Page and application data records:
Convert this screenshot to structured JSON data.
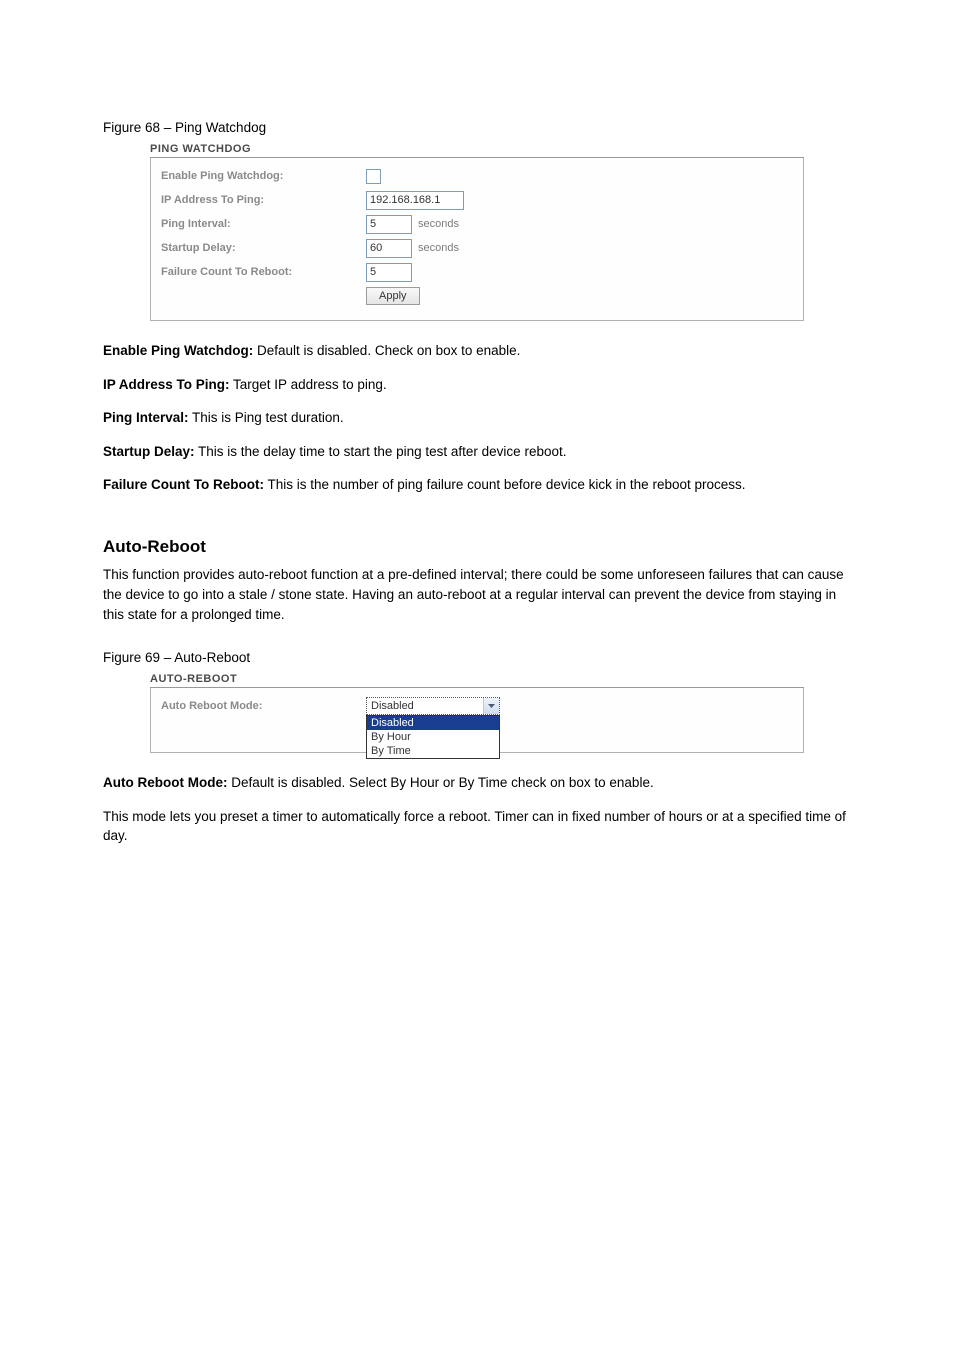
{
  "pingWatchdog": {
    "figureCaption": "Figure 68 – Ping Watchdog",
    "sectionTitle": "PING WATCHDOG",
    "labels": {
      "enable": "Enable Ping Watchdog:",
      "ip": "IP Address To Ping:",
      "interval": "Ping Interval:",
      "startup": "Startup Delay:",
      "failcount": "Failure Count To Reboot:"
    },
    "values": {
      "ip": "192.168.168.1",
      "interval": "5",
      "startup": "60",
      "failcount": "5"
    },
    "units": {
      "seconds": "seconds"
    },
    "applyLabel": "Apply",
    "descriptions": {
      "enable": {
        "label": "Enable Ping Watchdog:",
        "text": " Default is disabled. Check on box to enable."
      },
      "ip": {
        "label": "IP Address To Ping:",
        "text": " Target IP address to ping."
      },
      "interval": {
        "label": "Ping Interval:",
        "text": " This is Ping test duration."
      },
      "startup": {
        "label": "Startup Delay:",
        "text": " This is the delay time to start the ping test after device reboot."
      },
      "failcount": {
        "label": "Failure Count To Reboot:",
        "text": " This is the number of ping failure count before device kick in the reboot process."
      }
    }
  },
  "autoReboot": {
    "heading": "Auto-Reboot",
    "headingText": "This function provides auto-reboot function at a pre-defined interval; there could be some unforeseen failures that can cause the device to go into a stale / stone state. Having an auto-reboot at a regular interval can prevent the device from staying in this state for a prolonged time.",
    "figureCaption": "Figure 69 – Auto-Reboot",
    "sectionTitle": "AUTO-REBOOT",
    "label": "Auto Reboot Mode:",
    "selected": "Disabled",
    "options": [
      "Disabled",
      "By Hour",
      "By Time"
    ],
    "descriptions": {
      "mode": {
        "label": "Auto Reboot Mode:",
        "text": " Default is disabled. Select By Hour or By Time check on box to enable."
      },
      "modeNote": "This mode lets you preset a timer to automatically force a reboot. Timer can in fixed number of hours or at a specified time of day."
    }
  }
}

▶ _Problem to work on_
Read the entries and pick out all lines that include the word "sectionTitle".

▶ _Problem solution_
    "sectionTitle": "PING WATCHDOG",
    "sectionTitle": "AUTO-REBOOT",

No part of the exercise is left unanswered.